She gave up her career as an actor after a few films and became a businesswoman.
The final adult cast member of Frank Capra's It's a Wonderful Life, Virginia Patton Moss, passed away on August 18th in Albany, Georgia. She was 97 years old.
Patton portrayed Ruth Dakin Bailey, the sister-in-law of Jimmy Stewart’s George Bailey, in the show, according to The Hollywood Reporter. She died at an assisted living facility, according to an announcement by the Mathews Funeral Home.
Karolyn Grimes, who worked with Moss on It’s a Wonderful Life as a child actor, shared a tribute to her costar on her personal Facebook page. “We have another angel! Virginia Patton Moss. She was 97 years old,” Grimes wrote. “She is now with her beloved Cruse. She will be missed!”
She was married to Todd Karns's character Harry Bailey in the 1946 movie, and her big scene happens when she first meets George and Uncle Billy (Thomas Mitchell) at the Bedford Falls train station, where she was supposed to be eating buttered popcorn while wearing white gloves. However, she kept wondering how to do that while wearing gloves.
“I was dressed as a young matron. I had a hat, a suit and white gloves, I was coming to meet my new in-laws,” she recalled in a speech in 2016. “And I was going to eat buttered popcorn with white gloves?"
“We rehearsed it, and Frank didn’t say anything about it, his assistant didn’t say anything about it, the cameraman didn’t say anything about it. I was sitting there, ‘What am I going to do? I’m going to get the popcorn all over those gloves.’ … I thought, ‘Well, I’ll just pretend everybody eats buttered popcorn with their gloves on, and they all get butter on them.'”

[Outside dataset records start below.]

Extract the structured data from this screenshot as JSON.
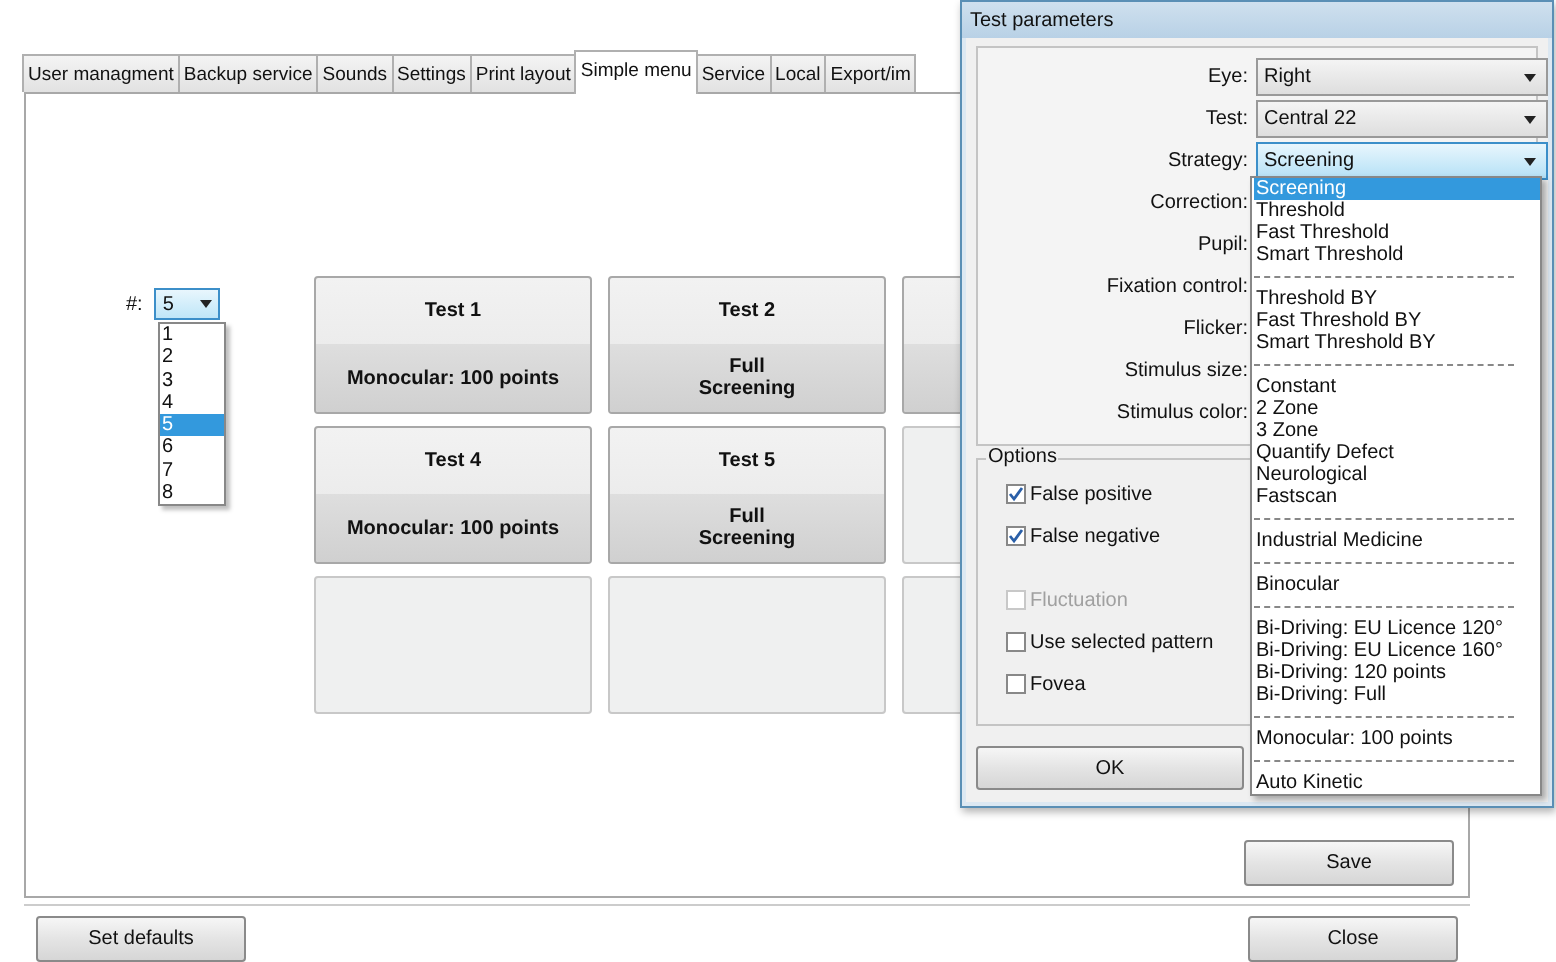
{
  "tabs": [
    {
      "label": "User managment",
      "selected": false
    },
    {
      "label": "Backup service",
      "selected": false
    },
    {
      "label": "Sounds",
      "selected": false
    },
    {
      "label": "Settings",
      "selected": false
    },
    {
      "label": "Print layout",
      "selected": false
    },
    {
      "label": "Simple menu",
      "selected": true
    },
    {
      "label": "Service",
      "selected": false
    },
    {
      "label": "Local",
      "selected": false
    },
    {
      "label": "Export/im",
      "selected": false
    }
  ],
  "count_selector": {
    "label": "#:",
    "value": "5",
    "options": [
      {
        "label": "1",
        "selected": false
      },
      {
        "label": "2",
        "selected": false
      },
      {
        "label": "3",
        "selected": false
      },
      {
        "label": "4",
        "selected": false
      },
      {
        "label": "5",
        "selected": true
      },
      {
        "label": "6",
        "selected": false
      },
      {
        "label": "7",
        "selected": false
      },
      {
        "label": "8",
        "selected": false
      }
    ]
  },
  "tiles": [
    {
      "kind": "test",
      "title": "Test 1",
      "subtitle": "Monocular: 100 points"
    },
    {
      "kind": "test",
      "title": "Test 2",
      "subtitle": "Full\nScreening"
    },
    {
      "kind": "test"
    },
    {
      "kind": "test",
      "title": "Test 4",
      "subtitle": "Monocular: 100 points"
    },
    {
      "kind": "test",
      "title": "Test 5",
      "subtitle": "Full\nScreening"
    },
    {
      "kind": "empty"
    },
    {
      "kind": "empty"
    },
    {
      "kind": "empty"
    },
    {
      "kind": "empty"
    }
  ],
  "save_button": "Save",
  "set_defaults_button": "Set defaults",
  "close_button": "Close",
  "dialog": {
    "title": "Test parameters",
    "fields": [
      {
        "label": "Eye:",
        "value": "Right",
        "focused": false
      },
      {
        "label": "Test:",
        "value": "Central 22",
        "focused": false
      },
      {
        "label": "Strategy:",
        "value": "Screening",
        "focused": true
      },
      {
        "label": "Correction:"
      },
      {
        "label": "Pupil:"
      },
      {
        "label": "Fixation control:"
      },
      {
        "label": "Flicker:"
      },
      {
        "label": "Stimulus size:"
      },
      {
        "label": "Stimulus color:"
      }
    ],
    "options_title": "Options",
    "options": [
      {
        "label": "False positive",
        "checked": true,
        "disabled": false
      },
      {
        "label": "False negative",
        "checked": true,
        "disabled": false
      },
      {
        "label": "Fluctuation",
        "checked": false,
        "disabled": true
      },
      {
        "label": "Use selected pattern",
        "checked": false,
        "disabled": false
      },
      {
        "label": "Fovea",
        "checked": false,
        "disabled": false
      }
    ],
    "ok_button": "OK",
    "strategy_list": [
      {
        "kind": "option",
        "label": "Screening",
        "selected": true
      },
      {
        "kind": "option",
        "label": "Threshold",
        "selected": false
      },
      {
        "kind": "option",
        "label": "Fast Threshold",
        "selected": false
      },
      {
        "kind": "option",
        "label": "Smart Threshold",
        "selected": false
      },
      {
        "kind": "separator"
      },
      {
        "kind": "option",
        "label": "Threshold BY",
        "selected": false
      },
      {
        "kind": "option",
        "label": "Fast Threshold BY",
        "selected": false
      },
      {
        "kind": "option",
        "label": "Smart Threshold BY",
        "selected": false
      },
      {
        "kind": "separator"
      },
      {
        "kind": "option",
        "label": "Constant",
        "selected": false
      },
      {
        "kind": "option",
        "label": "2 Zone",
        "selected": false
      },
      {
        "kind": "option",
        "label": "3 Zone",
        "selected": false
      },
      {
        "kind": "option",
        "label": "Quantify Defect",
        "selected": false
      },
      {
        "kind": "option",
        "label": "Neurological",
        "selected": false
      },
      {
        "kind": "option",
        "label": "Fastscan",
        "selected": false
      },
      {
        "kind": "separator"
      },
      {
        "kind": "option",
        "label": "Industrial Medicine",
        "selected": false
      },
      {
        "kind": "separator"
      },
      {
        "kind": "option",
        "label": "Binocular",
        "selected": false
      },
      {
        "kind": "separator"
      },
      {
        "kind": "option",
        "label": "Bi-Driving: EU Licence 120°",
        "selected": false
      },
      {
        "kind": "option",
        "label": "Bi-Driving: EU Licence 160°",
        "selected": false
      },
      {
        "kind": "option",
        "label": "Bi-Driving: 120 points",
        "selected": false
      },
      {
        "kind": "option",
        "label": "Bi-Driving: Full",
        "selected": false
      },
      {
        "kind": "separator"
      },
      {
        "kind": "option",
        "label": "Monocular: 100 points",
        "selected": false
      },
      {
        "kind": "separator"
      },
      {
        "kind": "option",
        "label": "Auto Kinetic",
        "selected": false
      }
    ]
  }
}
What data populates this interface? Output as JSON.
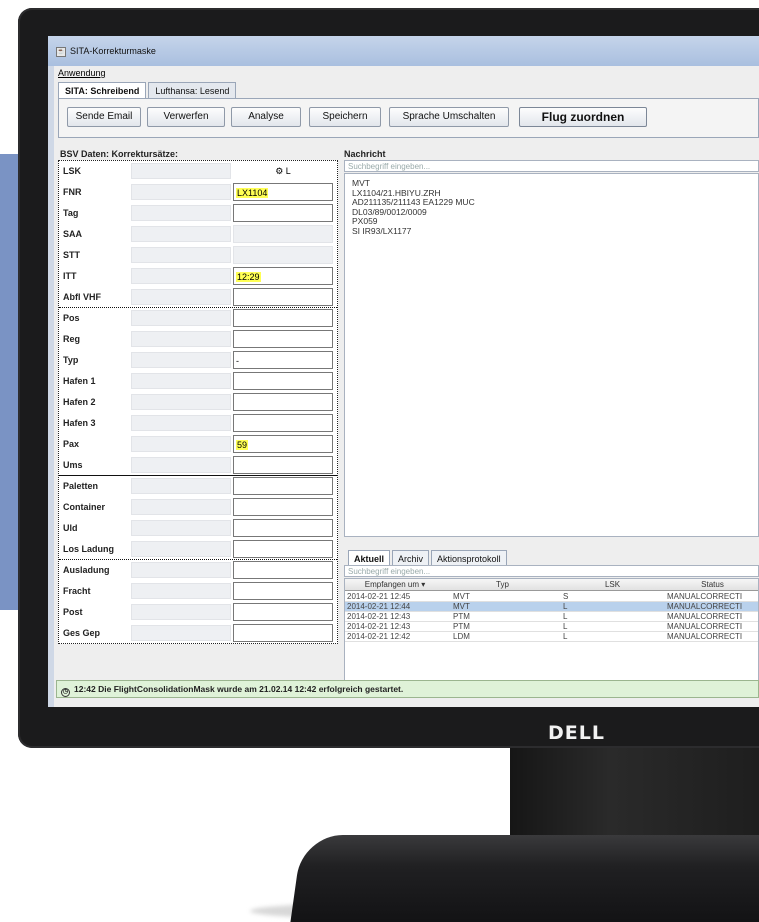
{
  "window": {
    "title": "SITA-Korrekturmaske"
  },
  "menubar": {
    "items": [
      "Anwendung"
    ]
  },
  "tabs": [
    {
      "label": "SITA: Schreibend"
    },
    {
      "label": "Lufthansa: Lesend"
    }
  ],
  "toolbar": {
    "send_email": "Sende Email",
    "discard": "Verwerfen",
    "analyse": "Analyse",
    "save": "Speichern",
    "switch_language": "Sprache Umschalten",
    "assign_flight": "Flug zuordnen"
  },
  "left_header": "BSV Daten: Korrektursätze:",
  "left_col_header": "L",
  "left_rows": [
    {
      "label": "LSK",
      "value": ""
    },
    {
      "label": "FNR",
      "value": "LX1104"
    },
    {
      "label": "Tag",
      "value": ""
    },
    {
      "label": "SAA",
      "value": ""
    },
    {
      "label": "STT",
      "value": ""
    },
    {
      "label": "ITT",
      "value": "12:29"
    },
    {
      "label": "Abfl VHF",
      "value": ""
    },
    {
      "label": "Pos",
      "value": ""
    },
    {
      "label": "Reg",
      "value": ""
    },
    {
      "label": "Typ",
      "value": "-"
    },
    {
      "label": "Hafen 1",
      "value": ""
    },
    {
      "label": "Hafen 2",
      "value": ""
    },
    {
      "label": "Hafen 3",
      "value": ""
    },
    {
      "label": "Pax",
      "value": "59"
    },
    {
      "label": "Ums",
      "value": ""
    },
    {
      "label": "Paletten",
      "value": ""
    },
    {
      "label": "Container",
      "value": ""
    },
    {
      "label": "Uld",
      "value": ""
    },
    {
      "label": "Los Ladung",
      "value": ""
    },
    {
      "label": "Ausladung",
      "value": ""
    },
    {
      "label": "Fracht",
      "value": ""
    },
    {
      "label": "Post",
      "value": ""
    },
    {
      "label": "Ges Gep",
      "value": ""
    }
  ],
  "message": {
    "header": "Nachricht",
    "search_placeholder": "Suchbegriff eingeben...",
    "lines": [
      "MVT",
      "LX1104/21.HBIYU.ZRH",
      "AD211135/211143 EA1229 MUC",
      "DL03/89/0012/0009",
      "PX059",
      "SI IR93/LX1177"
    ]
  },
  "bottom_tabs": [
    {
      "label": "Aktuell"
    },
    {
      "label": "Archiv"
    },
    {
      "label": "Aktionsprotokoll"
    }
  ],
  "table": {
    "search_placeholder": "Suchbegriff eingeben...",
    "columns": [
      "Empfangen um ▾",
      "Typ",
      "LSK",
      "Status"
    ],
    "rows": [
      {
        "time": "2014-02-21  12:45",
        "typ": "MVT",
        "lsk": "S",
        "status": "MANUALCORRECTI"
      },
      {
        "time": "2014-02-21  12:44",
        "typ": "MVT",
        "lsk": "L",
        "status": "MANUALCORRECTI"
      },
      {
        "time": "2014-02-21  12:43",
        "typ": "PTM",
        "lsk": "L",
        "status": "MANUALCORRECTI"
      },
      {
        "time": "2014-02-21  12:43",
        "typ": "PTM",
        "lsk": "L",
        "status": "MANUALCORRECTI"
      },
      {
        "time": "2014-02-21  12:42",
        "typ": "LDM",
        "lsk": "L",
        "status": "MANUALCORRECTI"
      }
    ],
    "selected_index": 1
  },
  "status_bar": {
    "text": "12:42  Die FlightConsolidationMask wurde am 21.02.14 12:42 erfolgreich gestartet."
  },
  "brand": "DELL",
  "colors": {
    "highlight": "#ffff55",
    "status_bg": "#dff2d8",
    "selection": "#b9d1ec"
  }
}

Moss was born on June 25, 1925, in Cleveland and was raised in Portland, Oregon. She moved to Los Angeles in 1942 to pursue a career in acting. While a student at the University of Southern California, she began her career as an actor, appearing in plays and supporting roles in films.
She then went on to sign with Warner Bros. and starred in small roles in subsequent movies like Janie (1944), Hollywood Canteen (1944), and Jack Benny's The Horn Blows at Midnight (1944) and made her film debut in 1943 musical Thank Your Lucky Stars with Eddie Cantor and an all-star cast (1945).
However, she gave up her career in Hollywood after marrying automotive businessman Cruse W. Moss in 1949 with whom she had three children. They remained married for 69 years until Cruse's death in 2018.
“I couldn’t see me doing that for my life,” Moss said in 2012, reflecting on her decision to leave acting behind, according to Variety. “I wanted exactly what I am. Ann Arbor, Michigan, a wonderful husband, wonderful children, a good part of the community. I work hard for the community.”
She became the president and director of the Patton Corp., an investment and real estate holding company and served as a docent at the University of Michigan’s Museum of Art.
Cover Image Source: Virginia Patton | IMDb